====== DATA SECTION ======
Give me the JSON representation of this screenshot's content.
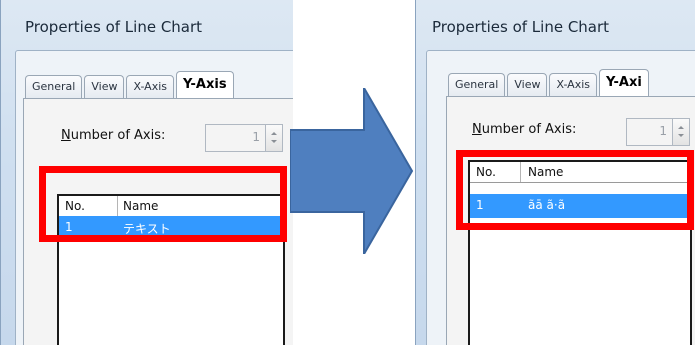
{
  "left_panel": {
    "title": "Properties of Line Chart",
    "tabs": [
      {
        "label": "General"
      },
      {
        "label": "View"
      },
      {
        "label": "X-Axis"
      },
      {
        "label": "Y-Axis"
      }
    ],
    "axis_label_prefix": "",
    "axis_label_mnemonic": "N",
    "axis_label_rest": "umber of Axis:",
    "axis_value": "1",
    "columns": {
      "no": "No.",
      "name": "Name"
    },
    "row": {
      "no": "1",
      "name": "テキスト"
    }
  },
  "right_panel": {
    "title": "Properties of Line Chart",
    "tabs": [
      {
        "label": "General"
      },
      {
        "label": "View"
      },
      {
        "label": "X-Axis"
      },
      {
        "label": "Y-Axi"
      }
    ],
    "axis_label_mnemonic": "N",
    "axis_label_rest": "umber of Axis:",
    "axis_value": "1",
    "columns": {
      "no": "No.",
      "name": "Name"
    },
    "row": {
      "no": "1",
      "name": "ãā ã·ã"
    }
  },
  "colors": {
    "highlight": "#ff0000",
    "selection": "#3399ff",
    "arrow": "#4f7fbf"
  }
}
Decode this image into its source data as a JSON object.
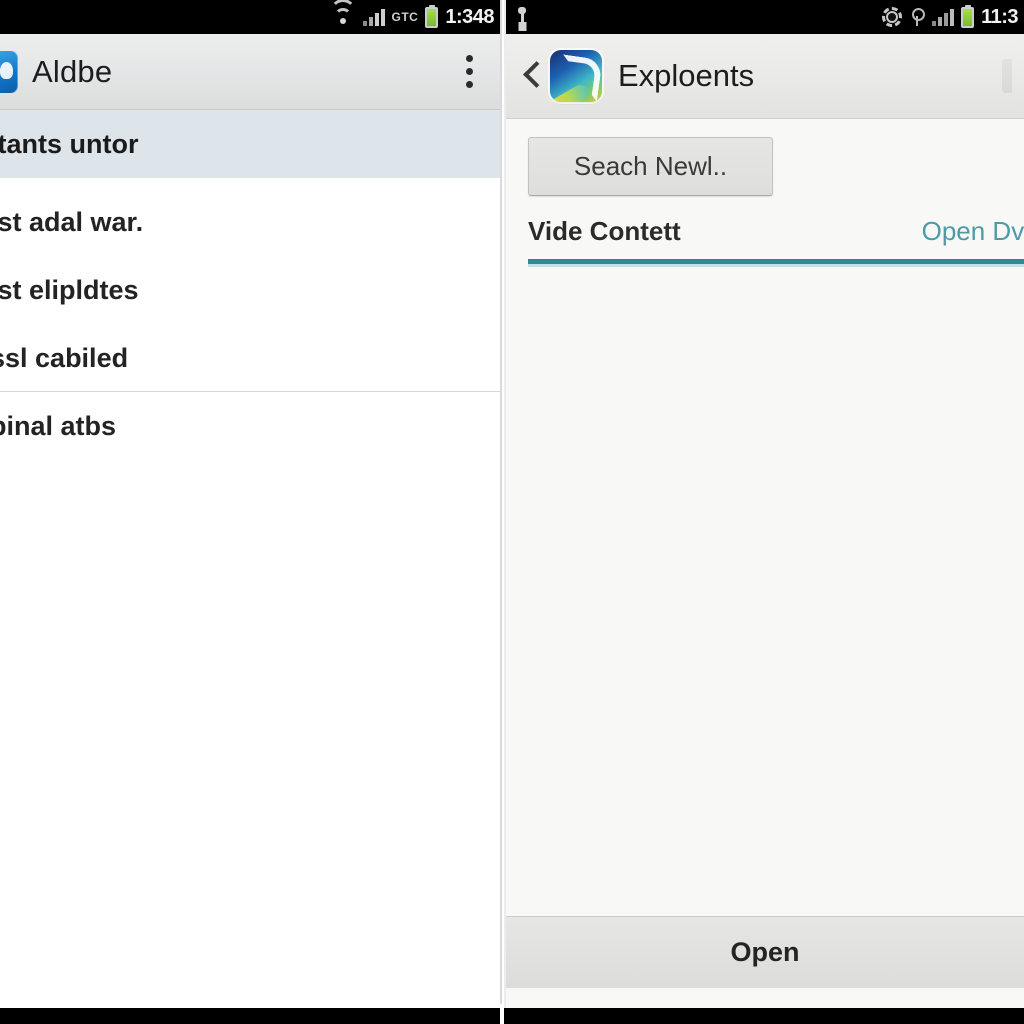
{
  "left_phone": {
    "status_bar": {
      "wifi_icon": "wifi-icon",
      "signal_icon": "signal-bars-icon",
      "network_label": "GTC",
      "battery_icon": "battery-icon",
      "time": "1:348"
    },
    "action_bar": {
      "app_icon": "app-icon",
      "title": "Aldbe",
      "overflow_icon": "overflow-menu-icon"
    },
    "list": [
      {
        "label": "Itants untor",
        "selected": true,
        "divider_below": false
      },
      {
        "label": "ist adal war.",
        "selected": false,
        "divider_below": false
      },
      {
        "label": "ist elipldtes",
        "selected": false,
        "divider_below": false
      },
      {
        "label": "ssl cabiled",
        "selected": false,
        "divider_below": true
      },
      {
        "label": "pinal atbs",
        "selected": false,
        "divider_below": false
      }
    ]
  },
  "right_phone": {
    "status_bar": {
      "usb_icon": "usb-icon",
      "gear_icon": "gear-icon",
      "key_icon": "key-icon",
      "signal_icon": "signal-bars-icon",
      "battery_icon": "battery-icon",
      "time": "11:3"
    },
    "action_bar": {
      "back_icon": "back-chevron-icon",
      "app_icon": "es-explorer-app-icon",
      "title": "Exploents",
      "action_icon": "search-action-icon"
    },
    "search_button": {
      "label": "Seach Newl.."
    },
    "tabs": {
      "active_label": "Vide Contett",
      "link_label": "Open Dvl",
      "underline_color": "#2f8a93"
    },
    "bottom_bar": {
      "open_label": "Open"
    }
  },
  "theme": {
    "selected_row_bg": "#dde4ea",
    "panel_bg": "#f8f8f6",
    "accent_teal": "#2f8a93",
    "link_teal": "#4f9aa6",
    "battery_green": "#8ec63f"
  }
}
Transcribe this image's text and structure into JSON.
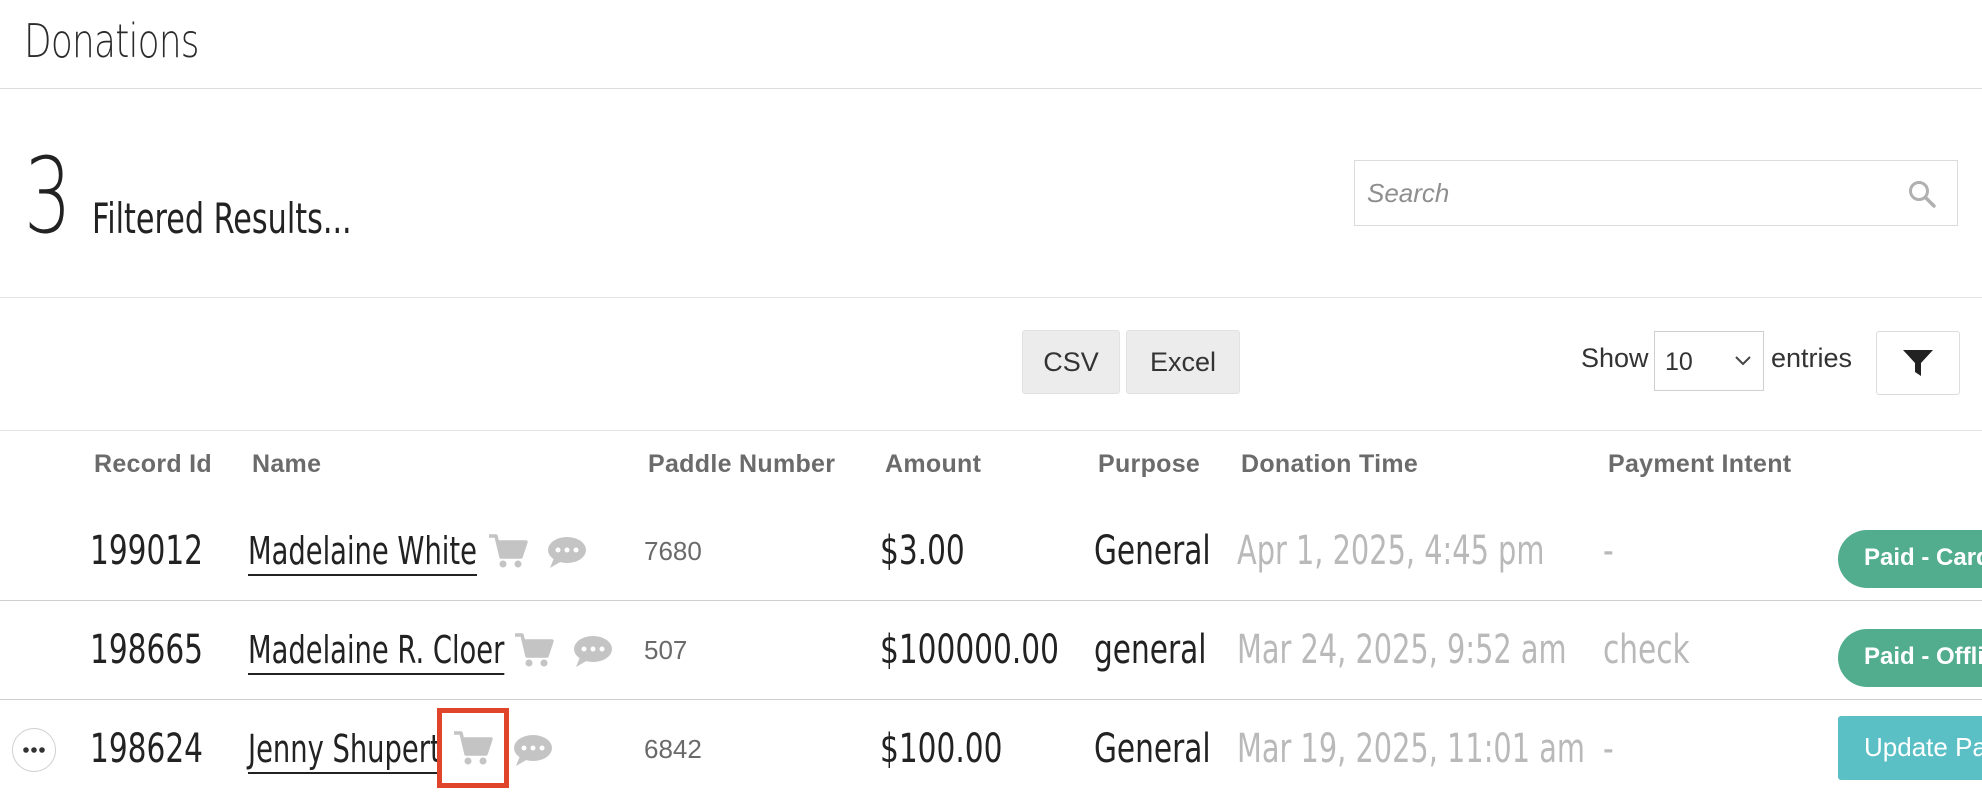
{
  "header": {
    "title": "Donations"
  },
  "results": {
    "count": "3",
    "label": "Filtered Results...",
    "search_placeholder": "Search"
  },
  "toolbar": {
    "csv_label": "CSV",
    "excel_label": "Excel",
    "show_label": "Show",
    "entries_value": "10",
    "entries_label": "entries"
  },
  "table": {
    "columns": [
      "Record Id",
      "Name",
      "Paddle Number",
      "Amount",
      "Purpose",
      "Donation Time",
      "Payment Intent"
    ],
    "rows": [
      {
        "record_id": "199012",
        "name": "Madelaine White",
        "paddle": "7680",
        "amount": "$3.00",
        "purpose": "General",
        "time": "Apr 1, 2025, 4:45 pm",
        "intent": "-",
        "status": "Paid - Card"
      },
      {
        "record_id": "198665",
        "name": "Madelaine R. Cloer",
        "paddle": "507",
        "amount": "$100000.00",
        "purpose": "general",
        "time": "Mar 24, 2025, 9:52 am",
        "intent": "check",
        "status": "Paid - Offline"
      },
      {
        "record_id": "198624",
        "name": "Jenny Shupert",
        "paddle": "6842",
        "amount": "$100.00",
        "purpose": "General",
        "time": "Mar 19, 2025, 11:01 am",
        "intent": "-",
        "status": "Update Payment"
      }
    ]
  },
  "colors": {
    "paid_badge": "#52ad8f",
    "update_button": "#5bc0c6",
    "highlight": "#e0452b",
    "icon_gray": "#c4c4c4"
  }
}
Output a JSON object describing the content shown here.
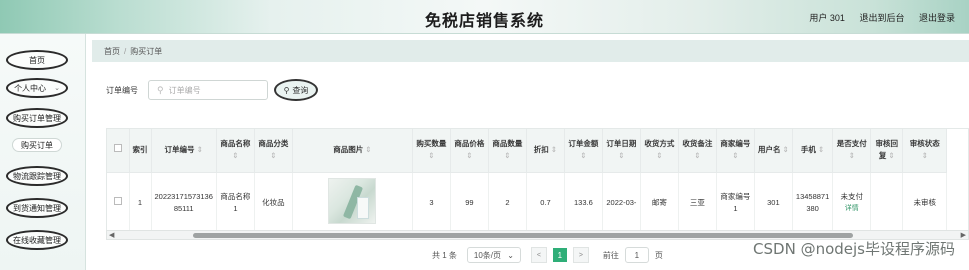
{
  "header": {
    "title": "免税店销售系统",
    "user": "用户 301",
    "back_label": "退出到后台",
    "logout_label": "退出登录"
  },
  "sidebar": {
    "items": [
      {
        "label": "首页"
      },
      {
        "label": "个人中心"
      },
      {
        "label": "购买订单管理"
      },
      {
        "label": "购买订单"
      },
      {
        "label": "物流跟踪管理"
      },
      {
        "label": "到货通知管理"
      },
      {
        "label": "在线收藏管理"
      }
    ]
  },
  "breadcrumb": {
    "home": "首页",
    "current": "购买订单"
  },
  "search": {
    "label": "订单编号",
    "placeholder": "订单编号",
    "button": "查询"
  },
  "table": {
    "headers": [
      "",
      "索引",
      "订单编号",
      "商品名称",
      "商品分类",
      "商品图片",
      "购买数量",
      "商品价格",
      "商品数量",
      "折扣",
      "订单金额",
      "订单日期",
      "收货方式",
      "收货备注",
      "商家编号",
      "用户名",
      "手机",
      "是否支付",
      "审核回复",
      "审核状态"
    ],
    "rows": [
      {
        "index": "1",
        "order_no": "20223171573136 85111",
        "name": "商品名称1",
        "category": "化妆品",
        "qty": "3",
        "price": "99",
        "count": "2",
        "discount": "0.7",
        "amount": "133.6",
        "date": "2022-03-",
        "shipping": "邮寄",
        "note": "三亚",
        "merchant": "商家编号1",
        "user": "301",
        "phone": "13458871 380",
        "paid": "未支付",
        "paid_link": "详情",
        "reply": "",
        "status": "未审核"
      }
    ]
  },
  "pagination": {
    "total": "共 1 条",
    "page_size": "10条/页",
    "current": "1",
    "goto_label": "前往",
    "goto_value": "1",
    "page_suffix": "页"
  },
  "watermark": "CSDN @nodejs毕设程序源码"
}
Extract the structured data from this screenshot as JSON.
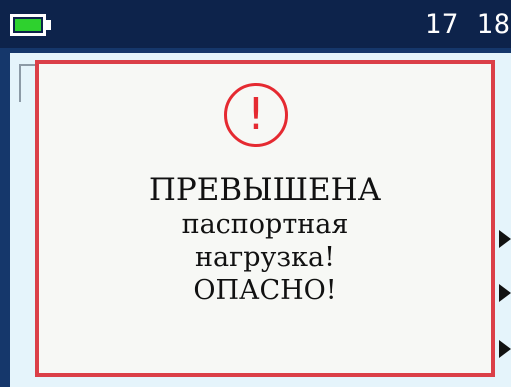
{
  "status_bar": {
    "time": "17 18",
    "battery_level": 1.0,
    "battery_color": "#2ed12e",
    "background_color": "#0d234b"
  },
  "alert": {
    "icon": "exclamation-circle-icon",
    "icon_symbol": "!",
    "message_lines": [
      "ПРЕВЫШЕНА",
      "паспортная",
      "нагрузка!",
      "ОПАСНО!"
    ],
    "border_color": "#db3f48",
    "icon_color": "#e52a31"
  },
  "background": {
    "panel_color": "#e5f4fb",
    "arrow_icon": "triangle-right-icon"
  }
}
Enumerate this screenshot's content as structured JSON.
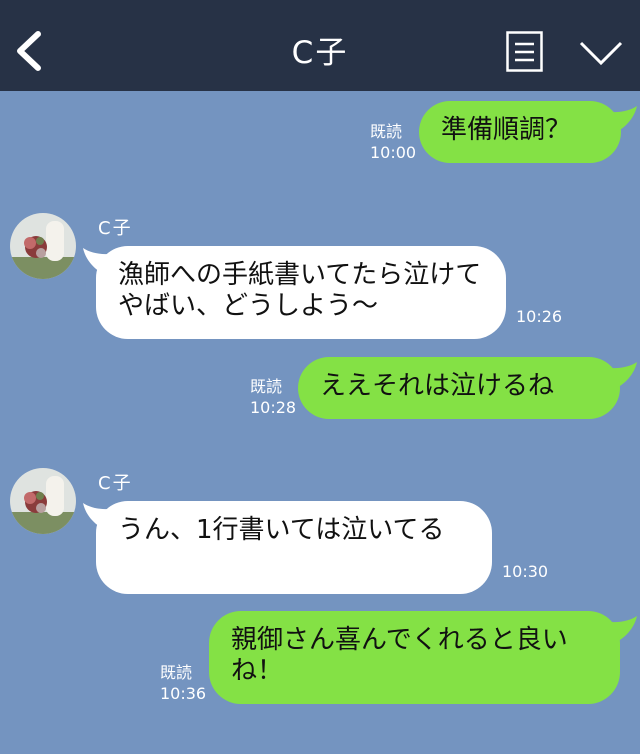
{
  "header": {
    "title": "C子"
  },
  "messages": [
    {
      "type": "sent",
      "text": "準備順調？",
      "read_label": "既読",
      "time": "10:00"
    },
    {
      "type": "received",
      "sender": "C子",
      "text": "漁師への手紙書いてたら泣けてやばい、どうしよう〜",
      "time": "10:26"
    },
    {
      "type": "sent",
      "text": "ええそれは泣けるね",
      "read_label": "既読",
      "time": "10:28"
    },
    {
      "type": "received",
      "sender": "C子",
      "text": "うん、1行書いては泣いてる",
      "time": "10:30"
    },
    {
      "type": "sent",
      "text": "親御さん喜んでくれると良いね！",
      "read_label": "既読",
      "time": "10:36"
    }
  ],
  "colors": {
    "background": "#7494c0",
    "header": "#273246",
    "sent_bubble": "#84e145",
    "received_bubble": "#ffffff"
  },
  "icons": [
    "back-icon",
    "menu-icon",
    "chevron-down-icon",
    "avatar"
  ]
}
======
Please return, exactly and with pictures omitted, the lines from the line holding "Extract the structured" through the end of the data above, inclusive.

Extract the structured data from this screenshot as JSON.
{
  "status_bar": {
    "time": "17 18",
    "battery_level": 1.0,
    "battery_color": "#2ed12e",
    "background_color": "#0d234b"
  },
  "alert": {
    "icon": "exclamation-circle-icon",
    "icon_symbol": "!",
    "message_lines": [
      "ПРЕВЫШЕНА",
      "паспортная",
      "нагрузка!",
      "ОПАСНО!"
    ],
    "border_color": "#db3f48",
    "icon_color": "#e52a31"
  },
  "background": {
    "panel_color": "#e5f4fb",
    "arrow_icon": "triangle-right-icon"
  }
}
Enumerate this screenshot's content as structured JSON.
{
  "header": {
    "title": "C子"
  },
  "messages": [
    {
      "type": "sent",
      "text": "準備順調？",
      "read_label": "既読",
      "time": "10:00"
    },
    {
      "type": "received",
      "sender": "C子",
      "text": "漁師への手紙書いてたら泣けてやばい、どうしよう〜",
      "time": "10:26"
    },
    {
      "type": "sent",
      "text": "ええそれは泣けるね",
      "read_label": "既読",
      "time": "10:28"
    },
    {
      "type": "received",
      "sender": "C子",
      "text": "うん、1行書いては泣いてる",
      "time": "10:30"
    },
    {
      "type": "sent",
      "text": "親御さん喜んでくれると良いね！",
      "read_label": "既読",
      "time": "10:36"
    }
  ],
  "colors": {
    "background": "#7494c0",
    "header": "#273246",
    "sent_bubble": "#84e145",
    "received_bubble": "#ffffff"
  },
  "icons": [
    "back-icon",
    "menu-icon",
    "chevron-down-icon",
    "avatar"
  ]
}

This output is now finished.